1. Copy the first 5 bytes to the trampoline function.
2. Write an unconditional JMP instruction to the trampoline function.
3. Write the 32 bit address of the 6th byte of the target function to the trampoline function.

* Pay very careful attention not to cut an assembly instruction off.  If you do, you will cause uncontrolled behavior.  The number of bytes you will copy from the target function to the trampoline function depends upon the assembly instructions, so open up OllyDbg.

* A Detour function is one that is called in place of the target function.

* Be sure the target function and your Detour function have identical parameters and are of the same calling convention.

4. Overwrite the first byte of the target function with an unconditional JMP instruction.
5. Overwrite the next 4 bytes with the 32 bit address of your Detour function.
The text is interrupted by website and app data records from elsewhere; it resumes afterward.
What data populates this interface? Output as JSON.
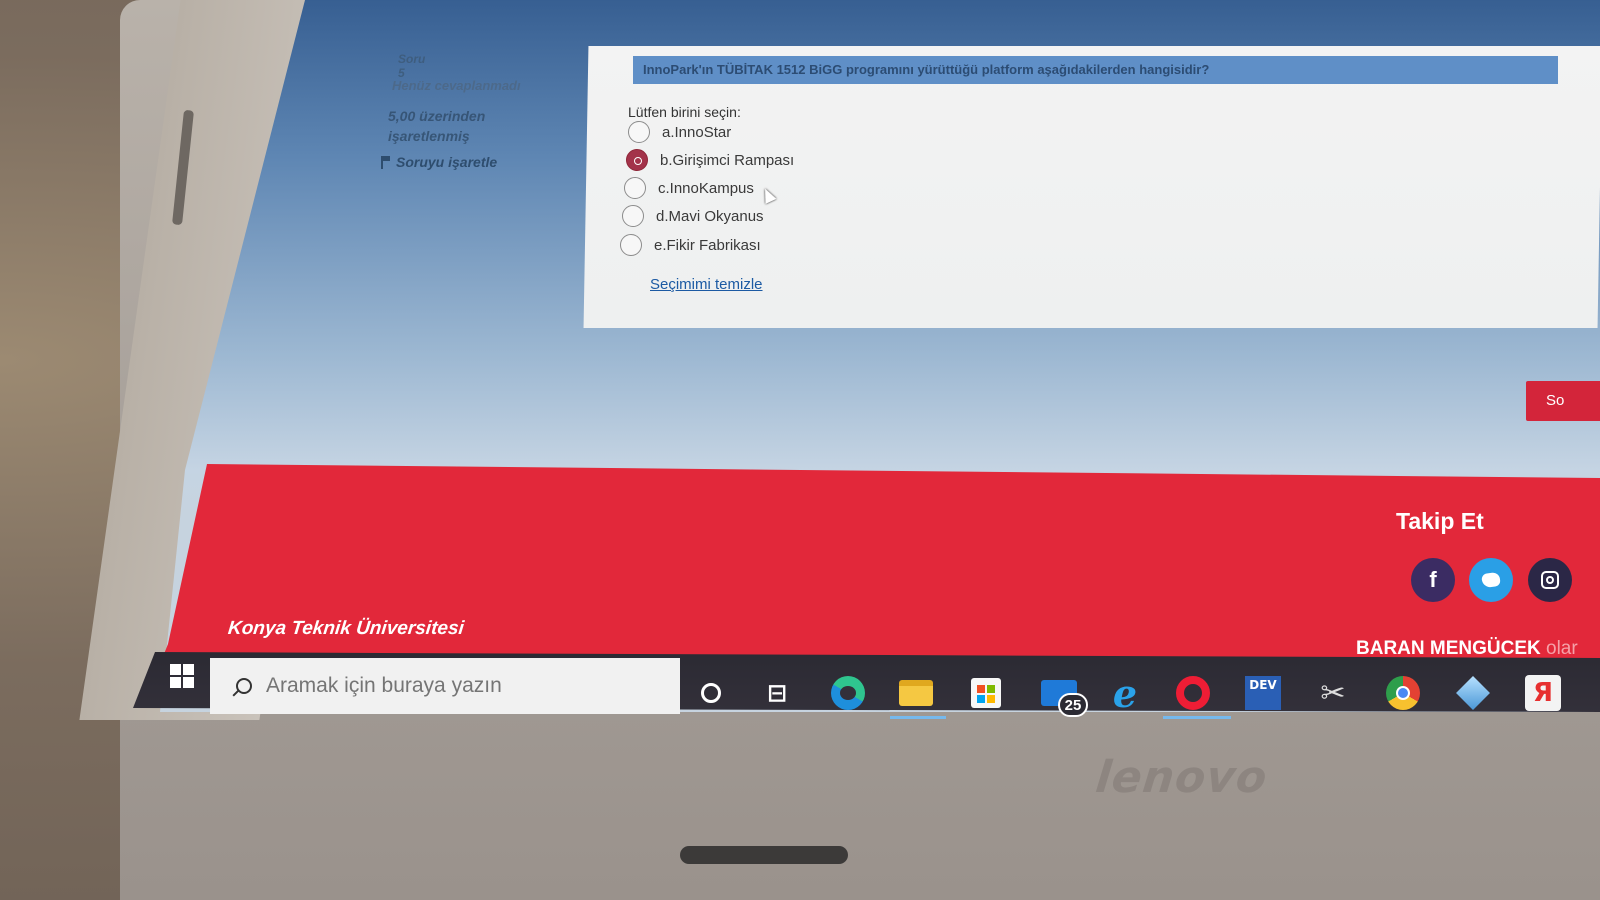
{
  "quiz": {
    "question_number": "Soru 5",
    "status": "Henüz cevaplanmadı",
    "mark_line1": "5,00 üzerinden",
    "mark_line2": "işaretlenmiş",
    "flag_label": "Soruyu işaretle",
    "question_text": "InnoPark'ın TÜBİTAK 1512 BiGG programını yürüttüğü platform aşağıdakilerden hangisidir?",
    "prompt": "Lütfen birini seçin:",
    "options": [
      {
        "label": "a.InnoStar",
        "selected": false
      },
      {
        "label": "b.Girişimci Rampası",
        "selected": true
      },
      {
        "label": "c.InnoKampus",
        "selected": false
      },
      {
        "label": "d.Mavi Okyanus",
        "selected": false
      },
      {
        "label": "e.Fikir Fabrikası",
        "selected": false
      }
    ],
    "clear_label": "Seçimimi temizle",
    "next_label": "So"
  },
  "footer": {
    "follow_title": "Takip Et",
    "university": "Konya Teknik Üniversitesi",
    "owner_name": "BARAN MENGÜCEK",
    "owner_suffix": "olar",
    "social_icons": [
      "facebook-icon",
      "twitter-icon",
      "instagram-icon"
    ]
  },
  "taskbar": {
    "search_placeholder": "Aramak için buraya yazın",
    "mail_badge": "25",
    "devcpp_label": "DEV",
    "yandex_label": "Я",
    "apps": [
      "cortana",
      "task-view",
      "edge",
      "file-explorer",
      "store",
      "mail",
      "internet-explorer",
      "opera",
      "dev-cpp",
      "snipping-tool",
      "chrome",
      "cube-app",
      "yandex"
    ]
  },
  "device": {
    "brand": "lenovo"
  },
  "colors": {
    "footer_red": "#e2283a",
    "selected_radio": "#a3334a",
    "question_bar": "#5f8fc7",
    "link_blue": "#1c5aa3"
  }
}
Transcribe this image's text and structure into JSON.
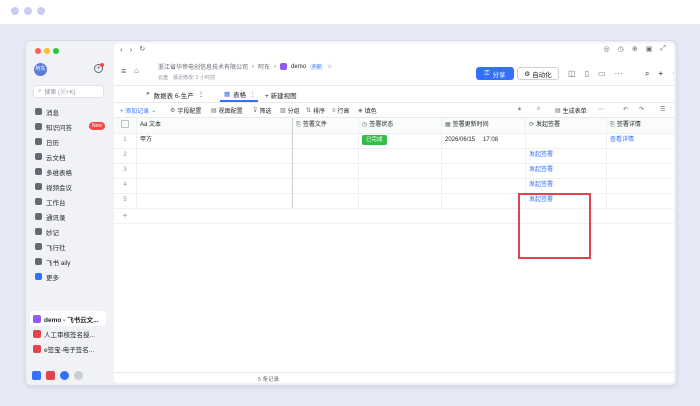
{
  "sidebar": {
    "avatar_text": "阿东",
    "search_placeholder": "搜索 (⌘+K)",
    "items": [
      {
        "label": "消息",
        "icon": "message-icon",
        "color": "#646a73"
      },
      {
        "label": "知识问答",
        "icon": "qa-icon",
        "color": "#646a73",
        "badge": "New"
      },
      {
        "label": "日历",
        "icon": "calendar-icon",
        "color": "#646a73"
      },
      {
        "label": "云文档",
        "icon": "cloud-doc-icon",
        "color": "#646a73"
      },
      {
        "label": "多维表格",
        "icon": "base-icon",
        "color": "#646a73"
      },
      {
        "label": "视频会议",
        "icon": "video-icon",
        "color": "#646a73"
      },
      {
        "label": "工作台",
        "icon": "workspace-icon",
        "color": "#646a73"
      },
      {
        "label": "通讯录",
        "icon": "contacts-icon",
        "color": "#646a73"
      },
      {
        "label": "妙记",
        "icon": "minutes-icon",
        "color": "#646a73"
      },
      {
        "label": "飞行社",
        "icon": "community-icon",
        "color": "#646a73"
      },
      {
        "label": "飞书 aily",
        "icon": "aily-icon",
        "color": "#646a73"
      },
      {
        "label": "更多",
        "icon": "more-grid-icon",
        "color": "#3370ff"
      }
    ],
    "recent": [
      {
        "label": "demo - 飞书云文...",
        "color": "#8f5cf5",
        "active": true
      },
      {
        "label": "人工审核签名授...",
        "color": "#e3434f",
        "active": false
      },
      {
        "label": "e签宝-电子签名...",
        "color": "#e3434f",
        "active": false
      }
    ]
  },
  "header": {
    "company": "浙江省华帝电创信息技术有限公司",
    "sep1": "›",
    "owner": "阿东",
    "sep2": "›",
    "doc_name": "demo",
    "ext_tag": "外部",
    "sub_location": "云盘",
    "sub_edited": "最近修改: 2 小时前",
    "share_label": "分享",
    "automation_label": "自动化"
  },
  "tabs": {
    "collapse_label": "数据表 6-生产",
    "active_tab": "表格",
    "new_view_label": "+ 新建视图"
  },
  "toolbar": {
    "add_record": "+ 添加记录",
    "field_config": "字段配置",
    "view_config": "视图配置",
    "filter": "筛选",
    "group": "分组",
    "sort": "排序",
    "row_height": "行高",
    "fill_color": "填色",
    "generate_form": "生成表单"
  },
  "table": {
    "columns": [
      "Aa 文本",
      "签署文件",
      "签署状态",
      "签署更新时间",
      "发起签署",
      "签署详情"
    ],
    "rows": [
      {
        "num": "1",
        "text": "甲方",
        "file": "",
        "status": "已完成",
        "time": "2026/06/15",
        "time2": "17:08",
        "action": "",
        "detail": "查看详情"
      },
      {
        "num": "2",
        "text": "",
        "file": "",
        "status": "",
        "time": "",
        "time2": "",
        "action": "发起签署",
        "detail": ""
      },
      {
        "num": "3",
        "text": "",
        "file": "",
        "status": "",
        "time": "",
        "time2": "",
        "action": "发起签署",
        "detail": ""
      },
      {
        "num": "4",
        "text": "",
        "file": "",
        "status": "",
        "time": "",
        "time2": "",
        "action": "发起签署",
        "detail": ""
      },
      {
        "num": "5",
        "text": "",
        "file": "",
        "status": "",
        "time": "",
        "time2": "",
        "action": "发起签署",
        "detail": ""
      }
    ],
    "add_row": "+",
    "record_count": "5 条记录"
  },
  "colors": {
    "accent": "#3370ff",
    "done_tag": "#35bd4b",
    "highlight_box": "#e3434f"
  }
}
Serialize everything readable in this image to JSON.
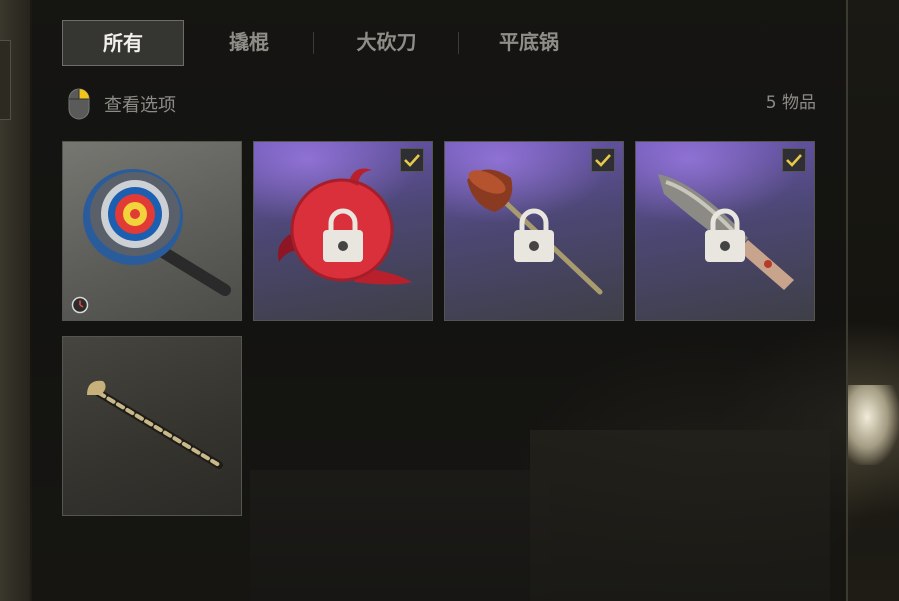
{
  "tabs": [
    {
      "label": "所有",
      "active": true
    },
    {
      "label": "撬棍",
      "active": false
    },
    {
      "label": "大砍刀",
      "active": false
    },
    {
      "label": "平底锅",
      "active": false
    }
  ],
  "view_options": {
    "label": "查看选项",
    "icon": "mouse-icon"
  },
  "item_count": "5 物品",
  "items": [
    {
      "name": "target-pan",
      "icon": "frying-pan-icon",
      "owned": false,
      "locked": false,
      "timed": true
    },
    {
      "name": "devil-pan",
      "icon": "red-pan-icon",
      "owned": true,
      "locked": true,
      "timed": false
    },
    {
      "name": "plunger",
      "icon": "plunger-icon",
      "owned": true,
      "locked": true,
      "timed": false
    },
    {
      "name": "machete",
      "icon": "machete-icon",
      "owned": true,
      "locked": true,
      "timed": false
    },
    {
      "name": "crowbar",
      "icon": "crowbar-icon",
      "owned": false,
      "locked": false,
      "timed": false
    }
  ],
  "colors": {
    "accent_check": "#e8c84a",
    "tab_active_bg": "#46463f",
    "tile_purple": "#6a55b0",
    "mouse_highlight": "#f0c419"
  }
}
Now when the target function is called, it is rerouted to your Detour function, add the changes needed or simply log the activity, now you may call the trampoline function to execute the original target functions contents.  It really is as simple as that.  There are several examples including source code.  Hope this helps.
February 13, 2008, 05:14 PM
ColTGreat post Meeks, only 5 years later. February 13, 2008, 05:51 PM
SphtI think he's from the future.  tell us, saddam hussein was captured last week.  what ends up happening to him?February 13, 2008, 06:21 PM
YeggAt least he provided information of use in the event someone searches for a similar topic and finds this site.


February 14, 2008, 12:21 AM
MeeksWow, how'd I over look that one, lol.  Oops.September 15, 2008, 06:59 PM